Page 63 - At No. 4 1 ,in the rue du Faubourg St. Honore, is the splendid hotel of the Baroness Pontalba. Next to this is The BRITISH EMBASSY, No. 39, formerly the Hotel Borghese, the residence of the Princess Pauline, sister of Bonaparte. It was purchased by the British government soon after the peace in 1814, and with its fine garden forms one of the most noble residences of Paris.
Page 51 - I swear to be faithful to the nation, the law, and the king ; and to maintain with all my powers the constitution decreed by the national assembly, and accepted by the king.
Page 41 - The first day of her arrival at Paris was employed in executing her commissions; on the second she purchased a knife at the Palais Royal, to plunge into the bosom of the tyrant. On the third day, she with difficulty obtained an entrance to Marat. She was ushered into a room adjoining the cabinet, where he lay in a covered bath. He eagerly inquired after the proscribed deputies at Caen. Being told their names,—" They shall soon meet with the punishment they deserve,
Page 57 - ... and implements of every conceivable kind used in the arts and sciences. The library contains 20,000 volumes, is 140 feet long and 22 wide. There are also an excellent laboratory and two amphitheatres, one holding 800 and the other 500 persons. Open to the public on Sundays and Thursdays from 10 to 4. On other days of the week, during the same time, on payment of 1 franc. The lectures are all gratuitous. For syllabus, or "programme des conferences,

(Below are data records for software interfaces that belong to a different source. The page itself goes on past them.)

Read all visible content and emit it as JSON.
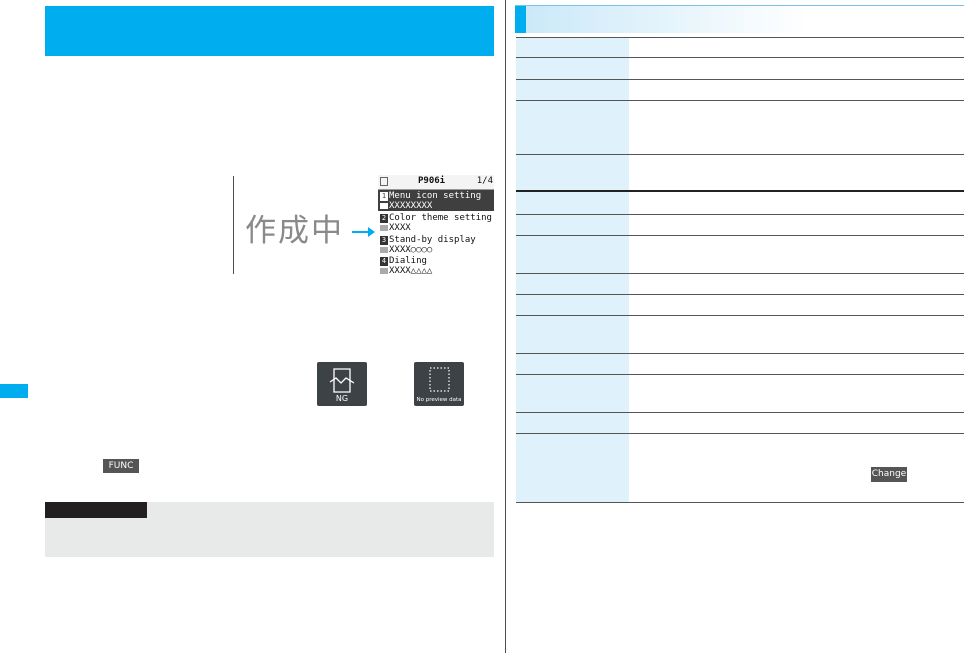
{
  "screen_sample": {
    "overlay_text": "作成中",
    "title": "P906i",
    "page": "1/4",
    "items": [
      {
        "num": "1",
        "label": "Menu icon setting",
        "value": "XXXXXXXX",
        "selected": true
      },
      {
        "num": "2",
        "label": "Color theme setting",
        "value": "XXXX",
        "selected": false
      },
      {
        "num": "3",
        "label": "Stand-by display",
        "value": "XXXX○○○○",
        "selected": false
      },
      {
        "num": "4",
        "label": "Dialing",
        "value": "XXXX△△△△",
        "selected": false
      }
    ]
  },
  "thumbnails": [
    {
      "caption": "NG",
      "icon": "broken-image-icon"
    },
    {
      "caption": "No preview data",
      "icon": "dotted-frame-icon"
    }
  ],
  "keys": {
    "func": "FUNC",
    "change": "Change"
  },
  "colors": {
    "accent": "#00aeef",
    "table_key_bg": "#dff2fc",
    "note_bg": "#e8eaea"
  },
  "table": {
    "row_count": 17
  }
}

Page 94 - C'est ici que Jacques Second, Sans ministres et sans maitresse, Le matin allait a la messe, Et Ic soir allait au sermon." But so much ridicule has already been thrown upon this unhappy king, that a Scot may be pardoned — were it only for the sake of variety — for citing here one of his few wise speeches, and that the last.

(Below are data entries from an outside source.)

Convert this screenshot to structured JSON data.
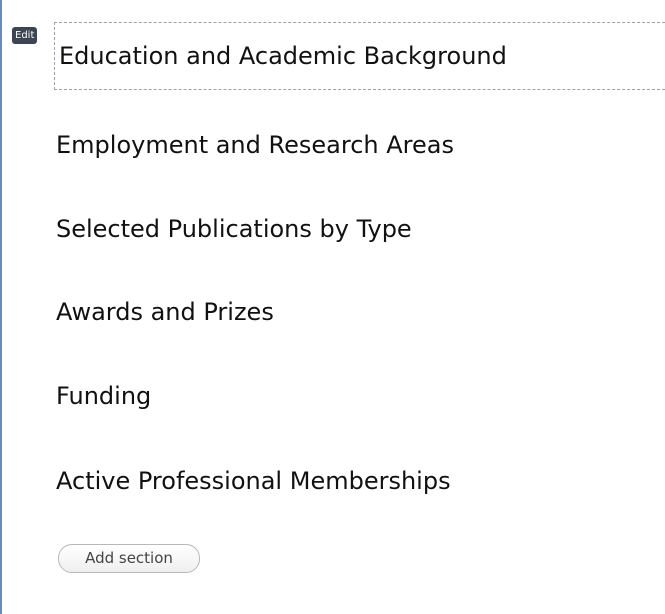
{
  "editor": {
    "edit_badge": "Edit",
    "sections": [
      {
        "title": "Education and Academic Background"
      },
      {
        "title": "Employment and Research Areas"
      },
      {
        "title": "Selected Publications by Type"
      },
      {
        "title": "Awards and Prizes"
      },
      {
        "title": "Funding"
      },
      {
        "title": "Active Professional Memberships"
      }
    ],
    "add_section_label": "Add section",
    "colors": {
      "panel_border": "#6d89b5",
      "edit_badge_bg": "#3d4452",
      "selection_border": "#9aa3ad"
    }
  }
}
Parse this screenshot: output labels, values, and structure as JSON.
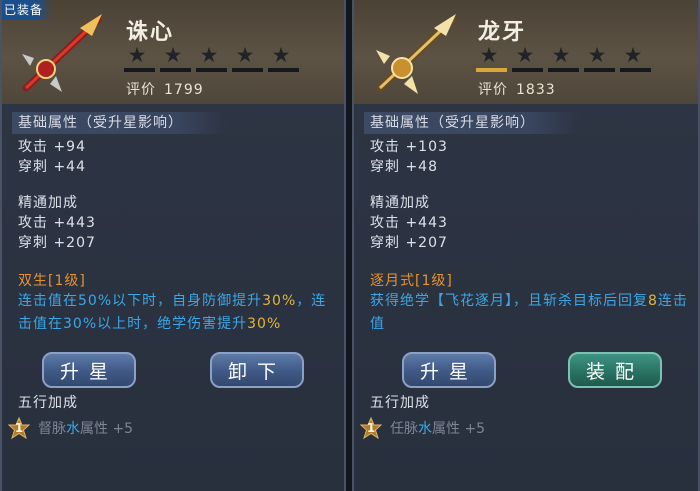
{
  "left": {
    "equipped_tag": "已装备",
    "name": "诛心",
    "stars_total": 5,
    "stars_filled": 0,
    "rating_label": "评价",
    "rating_value": "1799",
    "base_title": "基础属性（受升星影响）",
    "base_stats": [
      "攻击 +94",
      "穿刺 +44"
    ],
    "mastery_title": "精通加成",
    "mastery_stats": [
      "攻击 +443",
      "穿刺 +207"
    ],
    "skill_name": "双生[1级]",
    "skill_desc_parts": [
      {
        "text": "连击值在50%以下时，自身防御提升",
        "hl": false
      },
      {
        "text": "30%",
        "hl": true
      },
      {
        "text": "，连击值在30%以上时，绝学伤害提升",
        "hl": false
      },
      {
        "text": "30%",
        "hl": true
      }
    ],
    "wuxing_title": "五行加成",
    "wuxing_badge": "1",
    "wuxing_pre": "督脉",
    "wuxing_element": "水",
    "wuxing_post": "属性 +5",
    "btn1": "升星",
    "btn2": "卸下"
  },
  "right": {
    "name": "龙牙",
    "stars_total": 5,
    "stars_filled": 0,
    "rating_label": "评价",
    "rating_value": "1833",
    "base_title": "基础属性（受升星影响）",
    "base_stats": [
      "攻击 +103",
      "穿刺 +48"
    ],
    "mastery_title": "精通加成",
    "mastery_stats": [
      "攻击 +443",
      "穿刺 +207"
    ],
    "skill_name": "逐月式[1级]",
    "skill_desc_parts": [
      {
        "text": "获得绝学【飞花逐月】，且斩杀目标后回复",
        "hl": false
      },
      {
        "text": "8",
        "hl": true
      },
      {
        "text": "连击值",
        "hl": false
      }
    ],
    "wuxing_title": "五行加成",
    "wuxing_badge": "1",
    "wuxing_pre": "任脉",
    "wuxing_element": "水",
    "wuxing_post": "属性 +5",
    "btn1": "升星",
    "btn2": "装配"
  },
  "colors": {
    "accent_orange": "#e7922d",
    "skill_blue": "#3aa8e8",
    "highlight": "#e3b53c",
    "star_bar_gold": "#d8a838"
  }
}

Page 51 - ... is arranged chronologically rather than topically. " The changes in the social condition of the inhabitants of Suffolk have not been over-looked, and much light has been thrown upon the subject by extracts from diaries and letters which could not be gained by any other means." The county of Suffolk has been the scene of many important events in the history of England. It has been also the home of many great men who are an honor to the nation — statesmen, warriors, authors and others. Dr. Raven...
Page 30 - ... rushed into the room and threw themselves at her feet. The queen-mother repaired to the window to enjoy these dreadful scenes ; and the king, seeing the Protestants who lodged on the other side of the river flying for their lives, called for his long gun and fired upon them. In the space of three or four days many thousands were destroyed in the city of Paris alone. Peter Ramus, professor of philosophy and mathematics, after being robbed of all he had, was cruelly mutilated in the abdomen, and...

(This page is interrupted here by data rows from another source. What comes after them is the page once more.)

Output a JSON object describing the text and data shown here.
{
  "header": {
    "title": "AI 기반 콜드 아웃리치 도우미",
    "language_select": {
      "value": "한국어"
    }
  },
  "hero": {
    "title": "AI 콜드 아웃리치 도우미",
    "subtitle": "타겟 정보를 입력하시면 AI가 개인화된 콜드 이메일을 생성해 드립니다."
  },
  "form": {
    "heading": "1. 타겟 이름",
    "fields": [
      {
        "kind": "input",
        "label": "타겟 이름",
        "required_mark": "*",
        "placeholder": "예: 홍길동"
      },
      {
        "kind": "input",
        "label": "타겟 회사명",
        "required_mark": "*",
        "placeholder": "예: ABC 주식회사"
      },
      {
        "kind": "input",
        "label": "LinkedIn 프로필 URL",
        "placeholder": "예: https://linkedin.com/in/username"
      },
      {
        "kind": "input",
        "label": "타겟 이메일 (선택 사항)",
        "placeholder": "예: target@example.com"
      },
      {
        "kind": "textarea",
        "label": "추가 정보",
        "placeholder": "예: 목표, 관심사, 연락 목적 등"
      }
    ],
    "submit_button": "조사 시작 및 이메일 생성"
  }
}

Page 6 - When the river rises more than 6 metres above its bed, parts of the town and adjacent country are liable to be inundated. The Seine communicates with the Loire by the canals of Briare and Orleans; with the Saone by the canal de Bourgogne ; and with the Somme and the Scheldt by the canal of St. Quentin. Modern improvements in ship-building now enable sea-going steamers to reach the ports of the Seine at Paris.